  6. PvPer here, probably one of the future bad guys that will be looking to rob, steal and ransom my way to riches. I walked into Eve's sandbox three years ago with a huge PvE mindset. "Oh, a MMO SciFi Sandbox spaceship game, let me give that a try." I stayed in Hi-Sec, ran missions, went on low-sec roams with my corp, but no PvP focus. Then my corp got Wardecced, and i got caught in my FIRST CRUISER ship and LOST IT. I was disgusted and immediately logged off and didn't log back in for 3-4 days. I was devastated that someone would just kill me for no reason... but I also got a huge adrenaline rush from it. That incident was probably what set me down the PvP path. In Eve, and in DU, when your ship goes BOOM, it doesn't get magically replaced. There is real in-game loss of assets. In WoW, and most other MMOs, you die and you just respawn exactly as you were, or minimal penalties. If it's not something you've experienced before, the loss will probably hit you RIGHT IN THE FEELS. If, and only if, you can realize that it isn't griefing/trolling/harassing just to shoot at other players, but rather a person vs another person fighting within game-established rules and mechanics that gives you that rush of adrenaline, you might choose to compete rather than play a victim. Learn the game's mechanics. Learn the meta-game. Don't complain about being ganked (gankers love tears), but instead learn how not to get ganked. You'll be playing the game the way NQ designed it, not how you want it to be. Or don't. I'll be just as happy to kill you and take your stuff.
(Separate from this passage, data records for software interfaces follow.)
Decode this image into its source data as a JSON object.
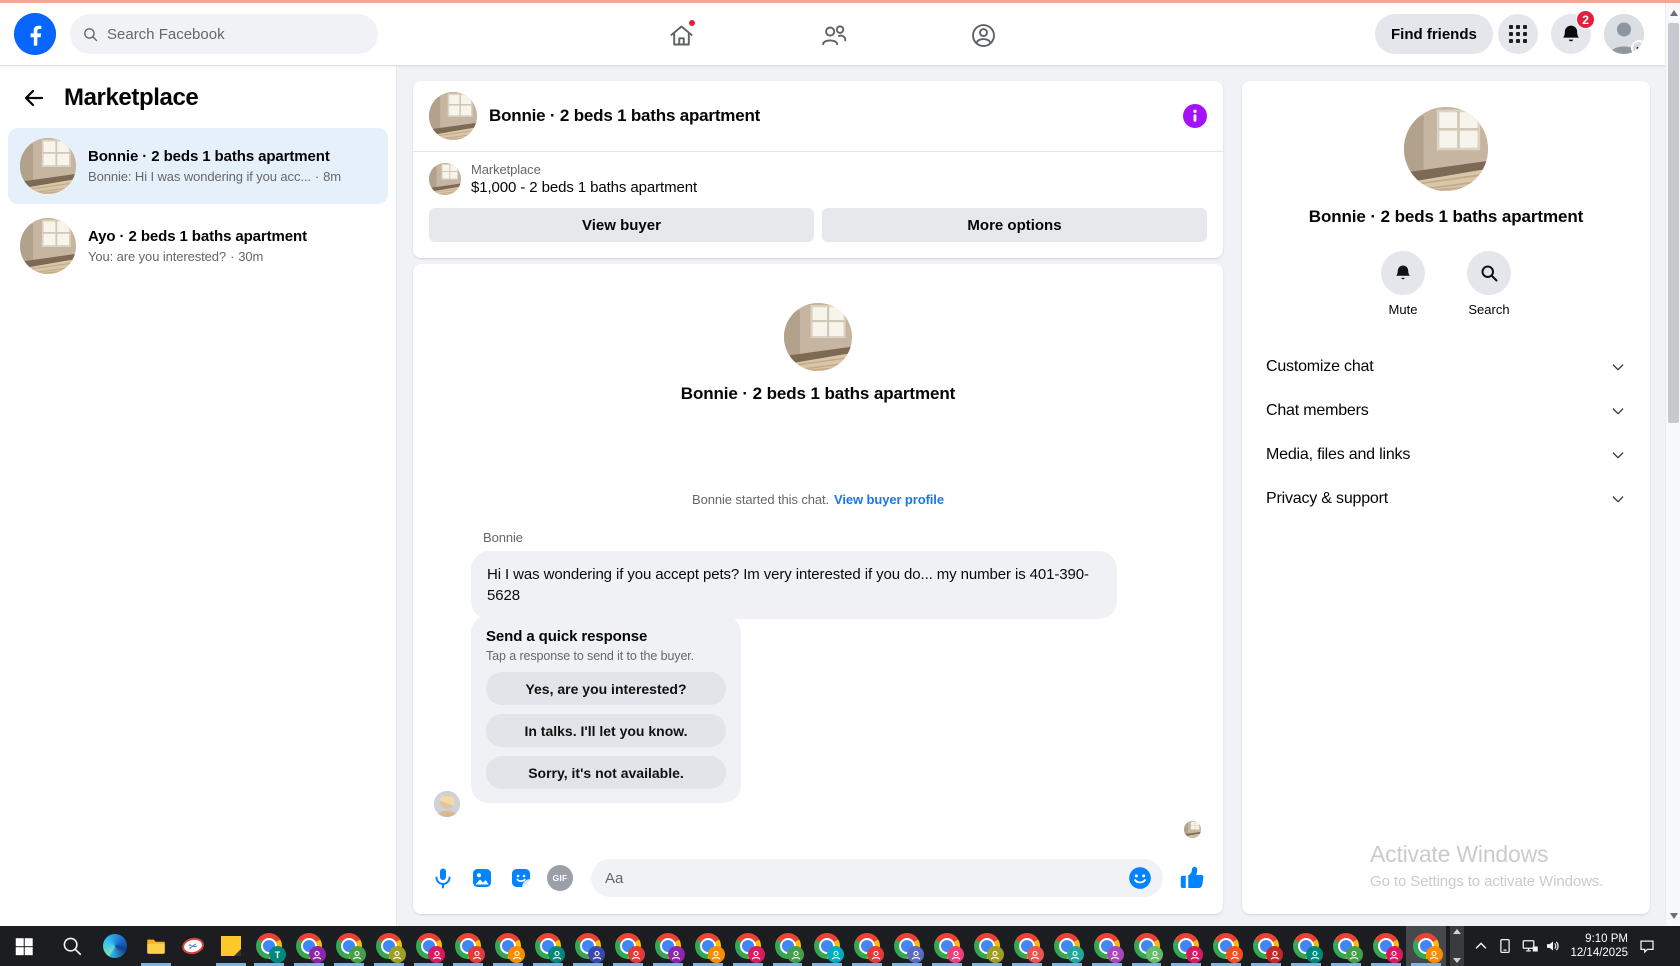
{
  "topbar": {
    "search_placeholder": "Search Facebook",
    "find_friends": "Find friends",
    "notifications_badge": "2"
  },
  "sidebar": {
    "title": "Marketplace",
    "conversations": [
      {
        "title": "Bonnie · 2 beds 1 baths apartment",
        "snippet": "Bonnie: Hi I was wondering if you acc...",
        "time": "8m",
        "selected": true
      },
      {
        "title": "Ayo · 2 beds 1 baths apartment",
        "snippet": "You: are you interested?",
        "time": "30m",
        "selected": false
      }
    ]
  },
  "chat": {
    "header": {
      "title": "Bonnie · 2 beds 1 baths apartment"
    },
    "listing": {
      "source": "Marketplace",
      "price_line": "$1,000 - 2 beds 1 baths apartment",
      "view_buyer": "View buyer",
      "more_options": "More options"
    },
    "intro": {
      "title": "Bonnie · 2 beds 1 baths apartment",
      "started": "Bonnie started this chat.",
      "link": "View buyer profile"
    },
    "message": {
      "sender": "Bonnie",
      "text": "Hi I was wondering if you accept pets? Im very interested if you do... my number is 401-390-5628"
    },
    "quick": {
      "title": "Send a quick response",
      "subtitle": "Tap a response to send it to the buyer.",
      "options": [
        "Yes, are you interested?",
        "In talks. I'll let you know.",
        "Sorry, it's not available."
      ]
    },
    "composer": {
      "placeholder": "Aa",
      "gif_label": "GIF"
    }
  },
  "details": {
    "title": "Bonnie · 2 beds 1 baths apartment",
    "mute": "Mute",
    "search": "Search",
    "menu": [
      "Customize chat",
      "Chat members",
      "Media, files and links",
      "Privacy & support"
    ],
    "watermark": {
      "line1": "Activate Windows",
      "line2": "Go to Settings to activate Windows."
    }
  },
  "taskbar": {
    "time": "9:10 PM",
    "date": "12/14/2025",
    "chrome_badges": [
      {
        "letter": "T",
        "color": "#00897b"
      },
      {
        "color": "#8e24aa"
      },
      {
        "color": "#43a047"
      },
      {
        "color": "#9e9d24"
      },
      {
        "color": "#d81b60"
      },
      {
        "color": "#e53935"
      },
      {
        "color": "#fb8c00"
      },
      {
        "color": "#00897b"
      },
      {
        "color": "#3949ab"
      },
      {
        "color": "#e53935"
      },
      {
        "color": "#8e24aa"
      },
      {
        "color": "#fb8c00"
      },
      {
        "color": "#d81b60"
      },
      {
        "color": "#43a047"
      },
      {
        "color": "#00acc1"
      },
      {
        "color": "#e53935"
      },
      {
        "color": "#5c6bc0"
      },
      {
        "color": "#ec407a"
      },
      {
        "color": "#9e9d24"
      },
      {
        "color": "#ef5350"
      },
      {
        "color": "#26a69a"
      },
      {
        "color": "#ab47bc"
      },
      {
        "color": "#66bb6a"
      },
      {
        "color": "#d81b60"
      },
      {
        "color": "#f4511e"
      },
      {
        "color": "#c62828"
      },
      {
        "color": "#00897b"
      },
      {
        "color": "#43a047"
      },
      {
        "color": "#d81b60"
      },
      {
        "color": "#fb8c00",
        "active": true
      }
    ]
  },
  "icons": {
    "fb_logo": "f-circle",
    "search": "magnifier",
    "home": "house+red-dot",
    "friends": "two-people",
    "groups": "person-in-circle",
    "apps": "9-dot-grid",
    "notifications": "bell",
    "info": "purple-i",
    "mic": "microphone",
    "photo": "image",
    "sticker": "sticker-smiley",
    "emoji": "smiley",
    "like": "thumbs-up"
  },
  "colors": {
    "fb_blue": "#0866ff",
    "messenger_blue": "#0084ff",
    "accent_purple": "#a412f7",
    "badge_red": "#e41e3f",
    "selected_row_blue": "#e6f0fb",
    "link_blue": "#1877f2",
    "taskbar_underline": "#7fb3dc",
    "top_strip": "#f2a78f"
  }
}
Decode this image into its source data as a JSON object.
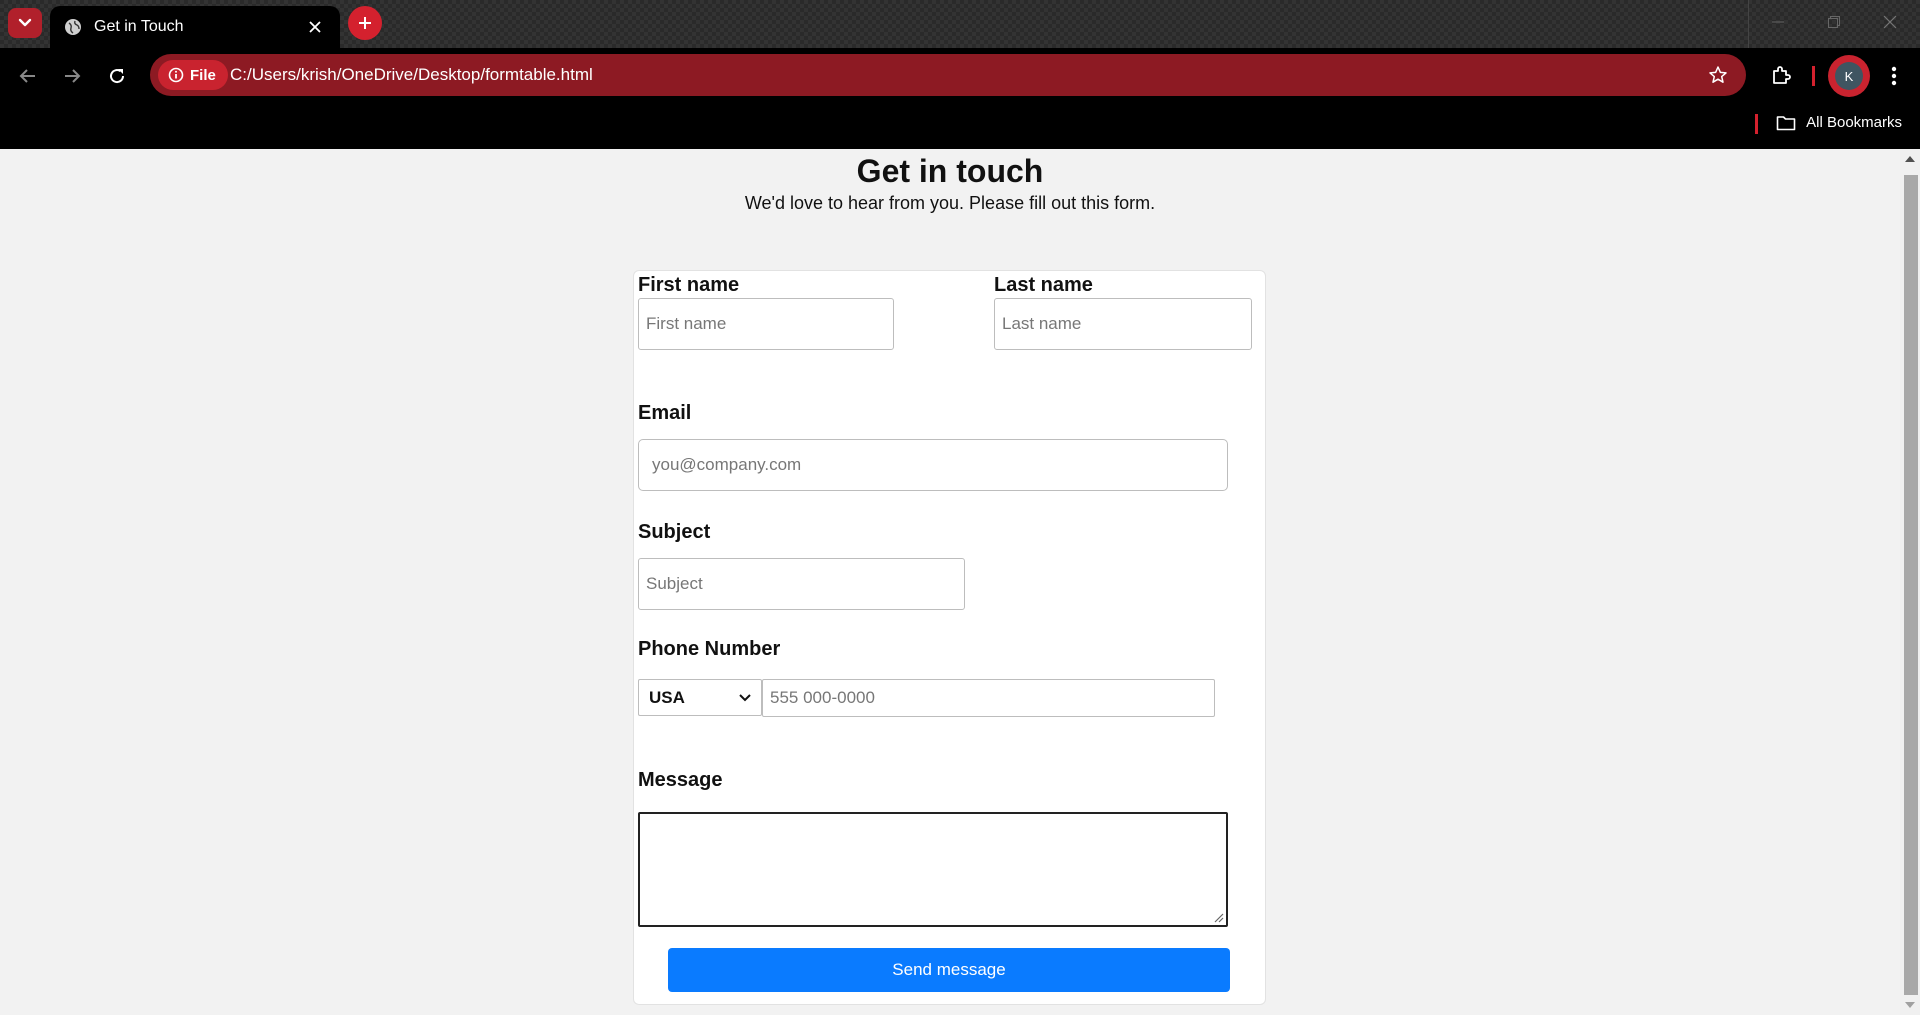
{
  "browser": {
    "tab_title": "Get in Touch",
    "site_chip_label": "File",
    "url": "C:/Users/krish/OneDrive/Desktop/formtable.html",
    "profile_initial": "K",
    "bookmarks_label": "All Bookmarks",
    "accent_color": "#d4212e",
    "icons": [
      "tab-search-icon",
      "globe-icon",
      "close-icon",
      "plus-icon",
      "minimize-icon",
      "restore-icon",
      "back-icon",
      "forward-icon",
      "reload-icon",
      "info-icon",
      "star-icon",
      "extensions-icon",
      "kebab-menu-icon",
      "folder-icon"
    ]
  },
  "page": {
    "title": "Get in touch",
    "subtitle": "We'd love to hear from you. Please fill out this form."
  },
  "form": {
    "first_name": {
      "label": "First name",
      "placeholder": "First name",
      "value": ""
    },
    "last_name": {
      "label": "Last name",
      "placeholder": "Last name",
      "value": ""
    },
    "email": {
      "label": "Email",
      "placeholder": "you@company.com",
      "value": ""
    },
    "subject": {
      "label": "Subject",
      "placeholder": "Subject",
      "value": ""
    },
    "phone": {
      "label": "Phone Number",
      "country": "USA",
      "placeholder": "555 000-0000",
      "value": ""
    },
    "message": {
      "label": "Message",
      "value": ""
    },
    "submit_label": "Send message",
    "submit_color": "#0a7bff"
  }
}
  7. Timers are a necessary thing, though I do agree Eve does overdo it. Offline raiding aside, I think the biggest reason for timers is the fact there is no instant-travel options in DU. In Eve, you can jump clone around, or even jump in a Interceptor and get where you need to go in a max of 20 minutes or so. With travel possibly taking hours or days in DU, if your base is attacked, you're going to need time to even get back to your base. The way I imagine it is that your automated defenses are strong enough to deter anyone not willing to commit enough power to reinforce your base, but are underpowered compared to when they are manned and the base is being manned by defenders. Once reinforced, that gives your org enough time to rally or evacuate. A smart and dedicated attacker will watch for people trying to get back or try to prevent people from evacuating.
×
×
  • Create New...